You might remember seeing laughter yoga featured on a news programme or travel show. It goes like this: a bunch of people leaping around laughing, all looking somewhat childish and possibly a little ‘hippy-dippy’. There is no mistaking their happiness as they laugh at themselves. So we laugh at them. In fact, suddenly everyone is happy. But what is really going on here? And what are people getting from this creative expression of yoga?
What is laughter yoga?
Laughter yoga first emerged in 1997 in India. A medical doctor, Dr Kataria, was writing a magazine article entitled ‘laughter is the best medicine’ and decided to try out his theory by setting up a laughter club in his local park. He started by gathering people together and encouraging them to tell each other jokes. It was an instant hit… until the jokes ran out. This prompted Dr Kataria to change the rules and ban all jokes. Now, instead of laughing at the intellectual process of a joke, he encouraged people to play and use childlike games and gestures to begin laughing.
Dr Kataria had identified that the brain/body cannot tell the difference between real and simulated laughter – and that laughter itself could be contagious. By eliminating the logical thought process of telling jokes, preferring instead to use the deeply social nature of laughter, he brought people back into their natural playful selves. Fast forward 20 years and laughter yoga is practised by thousands of people in more than 70 countries worldwide.
What happens at the sessions?
A trained laughter yoga leader will typically have designed a session to suit the people attending. It could be anything from a highly active session with lots of movement and physical activity to a seated session for people who are not very mobile, for example, residents at a care home.
Once the leader has warmed up the group using playfulness exercises, they will create a laughter meditation, where everyone laughs without the consciousness of playfulness. Often they will ask people to lie on the floor or laughter carpet, though sometimes the group will be seated in a circle with eyes closed. In this way each individual becomes at one with their own laughter, although participants report that often they no longer feel like they are alone, but a ‘part of many’.
Finally the laughter yoga wrap-up is a relaxing, guided meditation. Practitioners argue that meditating after such a strong release of adrenalin enables a far deeper feeling of meditative peace than would otherwise be achieved. Taken together, the benefits – releasing endorphins, reducing stress, increasing oxygen, reducing cortisol, connecting with others – of this relatively new practice reveal that it’s no longer a laughing matter.
What are the benefits?
It is essential to reduce stress in this frantic world. Laughter yoga brings this very natural action under your own control. It is no longer a modern-day commodity to
be bought and sold – instead, your leader explains how to bring laughter into your
everyday life. The act of laughing affects the body’s hormones, some of which operate by suppressing the stress hormone cortisol, which then helps to take you out of the grip of stress and to build improved stress resilience.
Taking a deep breath of clean fresh air is refreshing to body and soul.
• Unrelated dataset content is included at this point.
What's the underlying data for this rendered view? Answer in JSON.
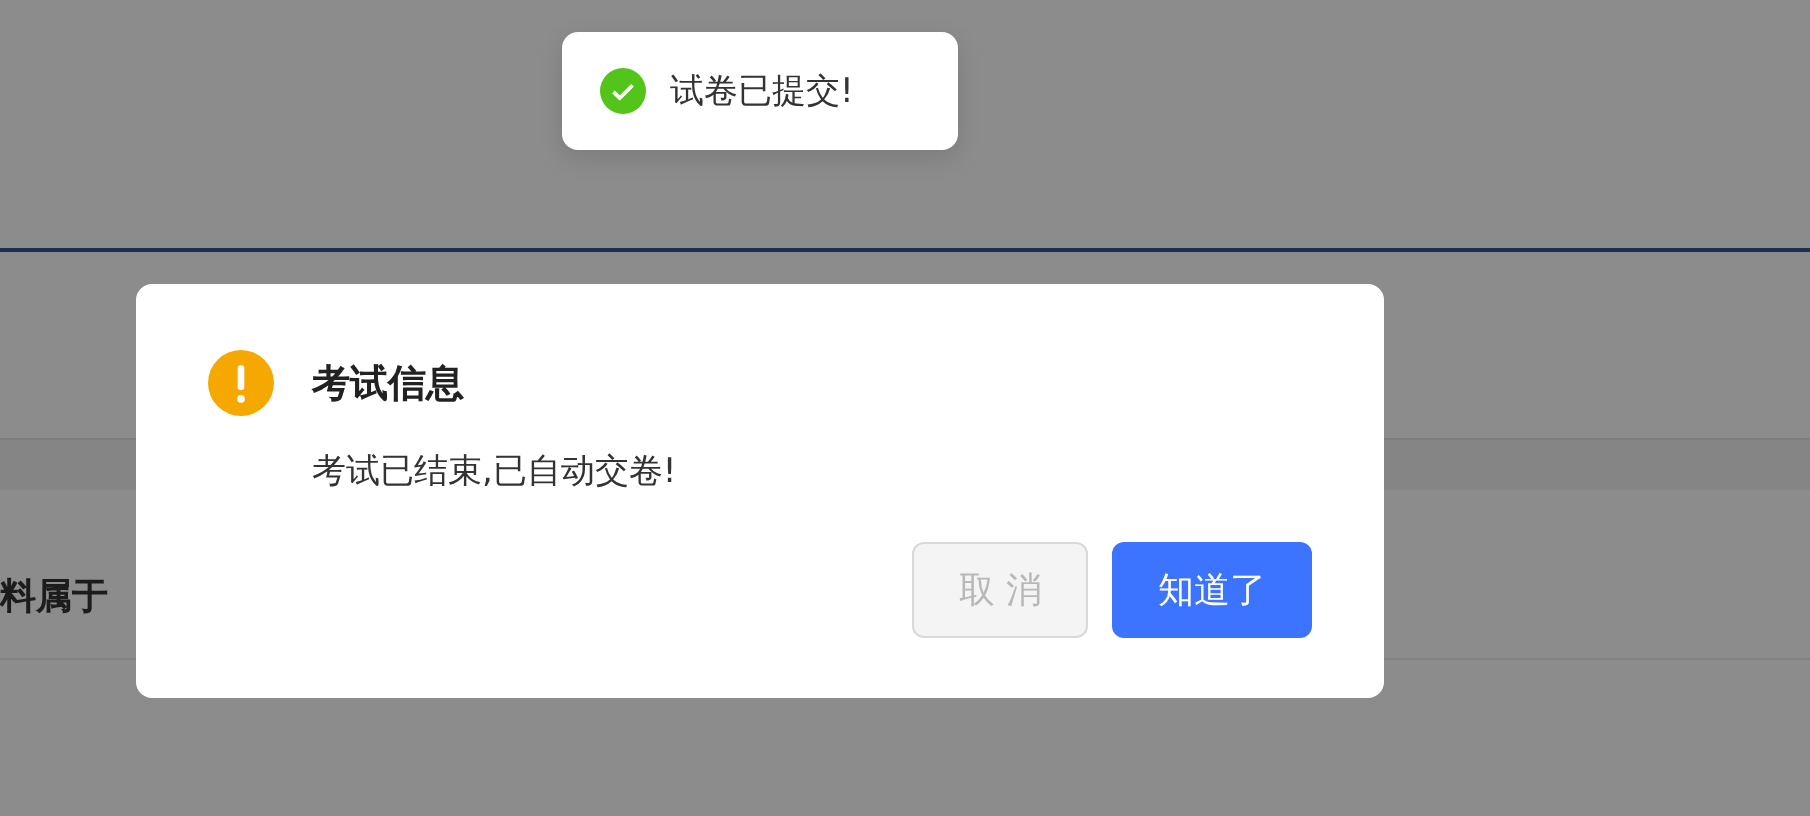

People are urged to ‘take a breath’ when they are stressed, deep breathing is recommended for sleep and relaxation and breathing is taught to relieve pain in childbirth. But in order to take a deep breath of fresh air the lungs first need to be emptied of air… and what better way than by taking a huge belly laugh? On average, only 25 per cent of lung capacity is used, laughter frees up the remaining 75 per cent, with gusto.
Boosting happy hormones
Laughter yoga gives a surge of endorphins, the ultimate happy hormones. But then it goes a step further – it boosts oxytocin (the ‘love or cuddle hormone’) as a real and deep connection is felt to the people laughing with us. Low dopamine levels can lead to lack of motivation, fatigue, mood swings and memory loss – so laughter yoga is a great way to boost dopamine (the reward hormone) as you try out something new.
The ultimate result of a laughter yoga session is a transformative mood change – and when you feel positive and upbeat, you are more able to deal with life’s challenges in a constructive manner. The results you get are then more likely to be positive and you create for yourself a virtuous circle.
For connecting with others
Quality of life depends on human connections. But for some social interaction is difficult. They might be shy, introverted, alone, bereaved, caring for someone, or with a disability that prevents them meeting others. Laughter yoga puts all this into the shade – it’s a directed social interaction, where no verbal sharing or conversation is expected. Often deep bonds are created during a laughter yoga session that progress to friendships, but there is no expectation of this, and that removes any social pressure.
How do I get into laughter yoga…
Would you like to try a laughter yoga session or become a leader? There are laughter yoga specialists across the country. For those wanting to train, you can attend an accredited two-day training programme that enables you to deliver your own sessions to help people connect. Visit laughteryoga.biz for details.
- Words: Sue Haswell. Sue trains in laughter yoga, mindfulness, stress management and NLP. You can find out more at creativelaughter.co.uk, mindfulness-uk.com and bigresults-training.com.
- Photo: Shutterstock
- Article extract from Breathe Issue 9. Buy the digital edition here.